Ortiz went deep twice last night, including a walk-off blast that curled around Pesky Pole in the bottom of the ninth inning, and has now batted .257/.344/.566 with 21 homers, 35 total extra-base hits, and 59 RBIs in 70 games since June 1.
Here’s how those numbers stack up with the rest of the league during that time:
HR SLG RBI
DAVID ORTIZ 21 Kendry Morales .612 Bobby Abreu 63
Russell Branyan 20 Miguel Cabrera .578 DAVID ORTIZ 59
Carlos Pena 20 Adam Lind .575 Kendry Morales 55
Kendry Morales 19 DAVID ORTIZ .566 Russell Branyan 53

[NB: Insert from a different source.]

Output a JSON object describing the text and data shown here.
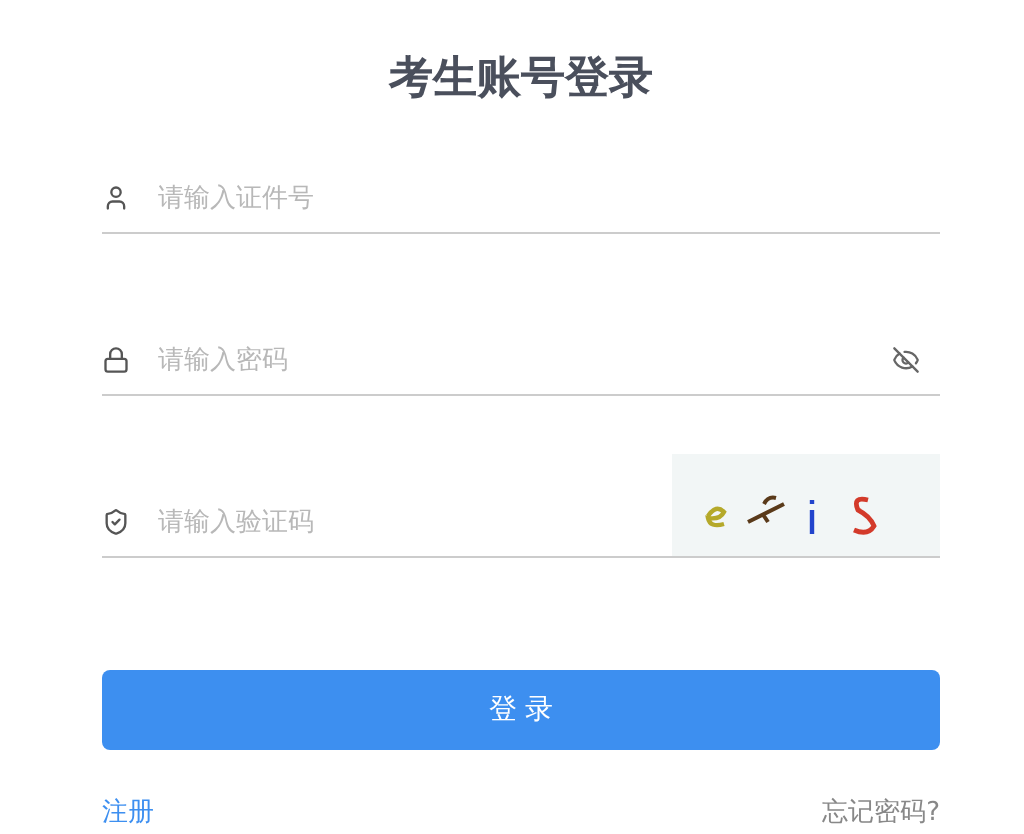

Aaron Hill 18 Hideki Matsui .563 Juan Rivera 53
Since the calendar flipped to June, Ortiz has the league’s most homers, second-most RBIs, and fourth-highest slugging percentage. And we’re not just talking about a hot streak, as those totals are from nearly half a season’s worth of games. His overall stats remain mediocre and Ortiz obviously isn’t the MVP-caliber offensive force that he was from 2003-2007, but if the Red Sox get into the playoffs you can be certain that no one will be eager to pitch to him.

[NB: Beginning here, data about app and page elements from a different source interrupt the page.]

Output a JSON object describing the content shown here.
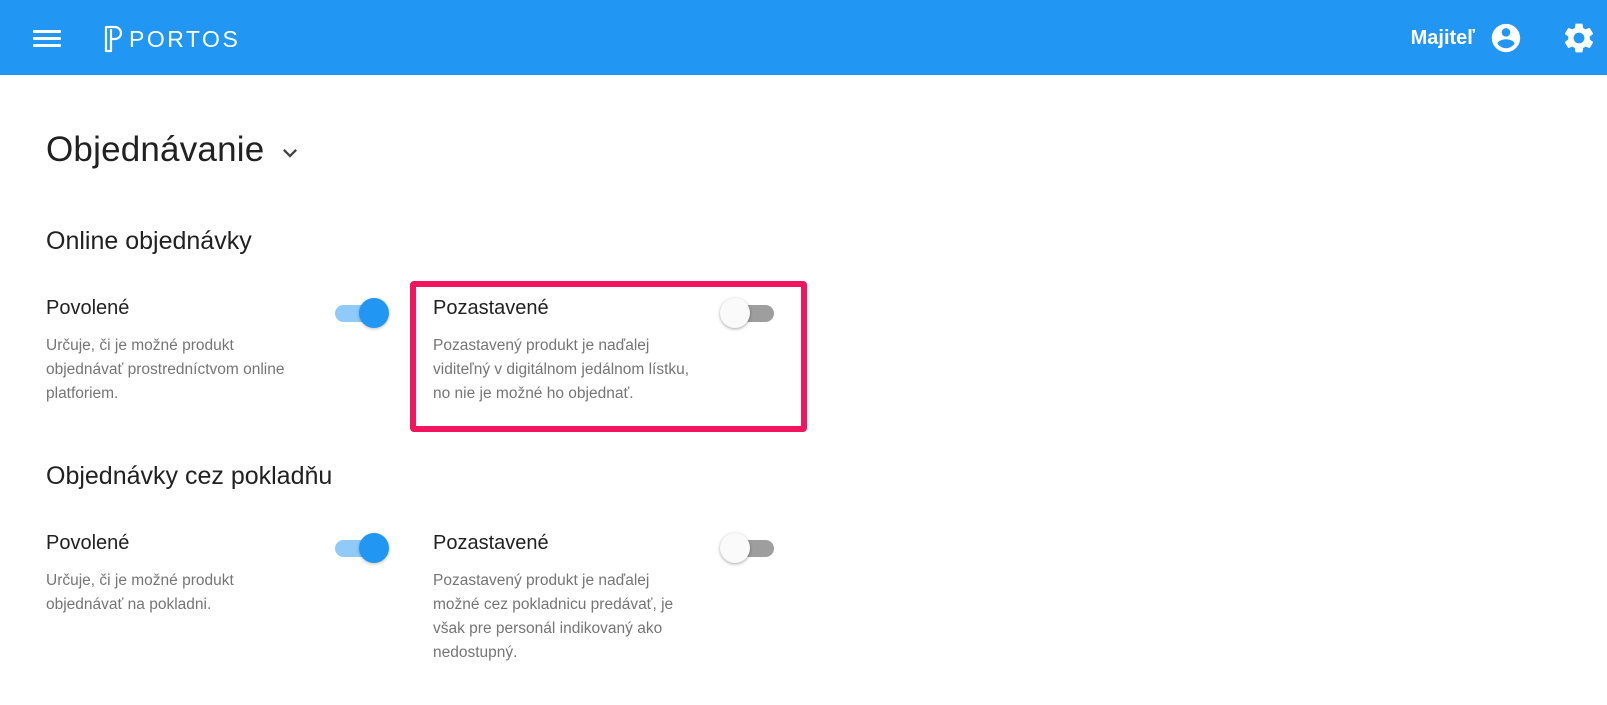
{
  "appbar": {
    "brand": "PORTOS",
    "user_name": "Majiteľ",
    "icons": {
      "menu": "menu-icon",
      "logo": "portos-logo-icon",
      "account": "account-circle-icon",
      "settings": "gear-icon"
    },
    "color": "#2196f3"
  },
  "page": {
    "title": "Objednávanie",
    "title_toggle_icon": "chevron-down-icon"
  },
  "sections": [
    {
      "heading": "Online objednávky",
      "settings": [
        {
          "label": "Povolené",
          "description": "Určuje, či je možné produkt objednávať prostredníctvom online platforiem.",
          "enabled": true
        },
        {
          "label": "Pozastavené",
          "description": "Pozastavený produkt je naďalej viditeľný v digitálnom jedálnom lístku, no nie je možné ho objednať.",
          "enabled": false,
          "highlighted": true
        }
      ]
    },
    {
      "heading": "Objednávky cez pokladňu",
      "settings": [
        {
          "label": "Povolené",
          "description": "Určuje, či je možné produkt objednávať na pokladni.",
          "enabled": true
        },
        {
          "label": "Pozastavené",
          "description": "Pozastavený produkt je naďalej možné cez pokladnicu predávať, je však pre personál indikovaný ako nedostupný.",
          "enabled": false
        }
      ]
    }
  ],
  "colors": {
    "switch_on_thumb": "#2196f3",
    "switch_on_track": "#90caf9",
    "switch_off_track": "#9e9e9e",
    "highlight": "#f2145f"
  }
}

Incidentally, last night’s blast was the 10th walk-off homer of Ortiz’s career, which puts him two behind the all-time record of 12 shared by Babe Ruth, Mickey Mantle, Frank Robinson, Stan Musial, and Jimmie Foxx. What, you were expecting Kurt Bevacqua?

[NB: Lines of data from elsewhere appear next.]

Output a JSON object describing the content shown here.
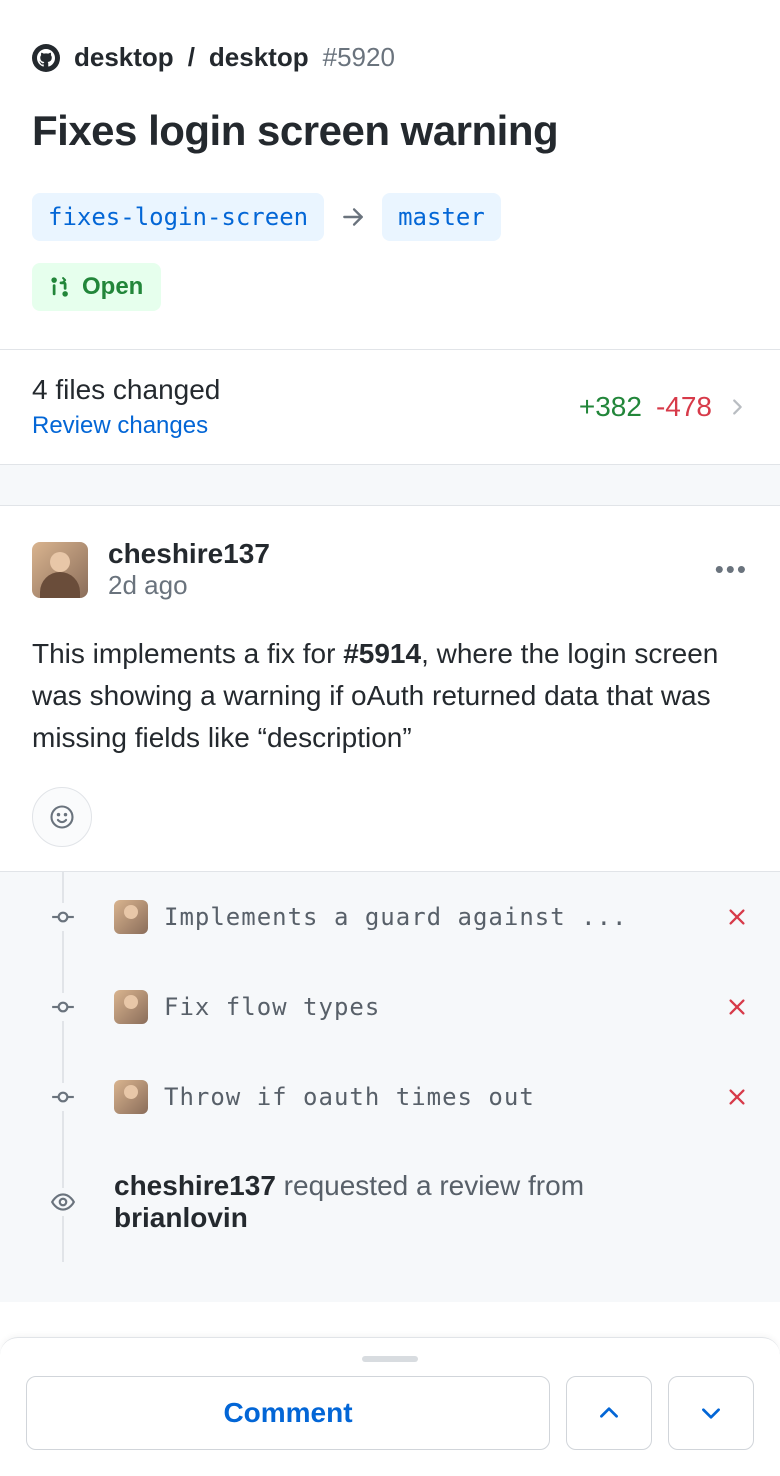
{
  "crumb": {
    "owner": "desktop",
    "slash": "/",
    "repo": "desktop",
    "issue": "#5920"
  },
  "pr_title": "Fixes login screen warning",
  "branches": {
    "source": "fixes-login-screen",
    "target": "master"
  },
  "status_label": "Open",
  "files": {
    "count_label": "4 files changed",
    "review_label": "Review changes",
    "additions": "+382",
    "deletions": "-478"
  },
  "comment": {
    "user": "cheshire137",
    "time": "2d ago",
    "body_pre": "This implements a fix for ",
    "body_ref": "#5914",
    "body_post": ", where the login screen was showing a warning if oAuth returned data that was missing fields like “description”"
  },
  "timeline": {
    "commits": [
      {
        "message": "Implements a guard against ..."
      },
      {
        "message": "Fix flow types"
      },
      {
        "message": "Throw if oauth times out"
      }
    ],
    "review_request": {
      "actor": "cheshire137",
      "verb": " requested a review from ",
      "target": "brianlovin"
    }
  },
  "bottom": {
    "comment_label": "Comment"
  }
}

A brutal couple of updates on the night of Jose Fernandez’s death from Jeff Passan of Yahoo and from Andre Fernandez of the Miami Herald.
Passan reports on the leadup to the fateful boat trip. About how a friend of one of the other men killed on the boat had pleaded with him not to go out in the dark. Then there’s this:
After Saturday’s game, Fernandez had asked a number of teammates to join him on the boat. One by one, they declined.
Marcell Ozuna was one of them. Andre Fernandez of the Miami Herald reports:
Following Monday’s game, Ozuna said he turned down an invitation from Fernandez after Saturday night’s game to go out with him and join him for a spin on his boat . . . “That night I told him, ‘Don’t go out,’” Ozuna said. “Everybody knew he was crazy about that boat and loved being out on the water. I told him I couldn’t go out that night because I had the kids and my wife waiting for me.
Losing a friend and teammate under such circumstances is brutal enough. Adding on survivor’s guilt would be close to impossible to bear.
David Ortiz has used Derek Jeter’s Player’s Tribune as his personal podium all year as he says goodbye to the Major Leagues. He continues that today, on the eve of his final series against the Yankees.
In it Ortiz talks about what playing the Yankees meant to him over the course of his career. About how the fan hate was real but something he embraced. About how the series back in the days of Jeter and Pettitte and Mariano and Mussina were “wars.” He also talks about how the Yankees were basically everything when he was growing up in the Dominican Republic. The only caps and shirts you saw were Yankees shirts and how they were about the only team you could see on TV there. As such, coming to Boston and then playing against the Yankees was a big, big deal.
Ortiz says “[s]ome players are born to be Yankees, you know what I’m saying? I was born to play against the Yankees.”
And he’ll get to do it only three more times.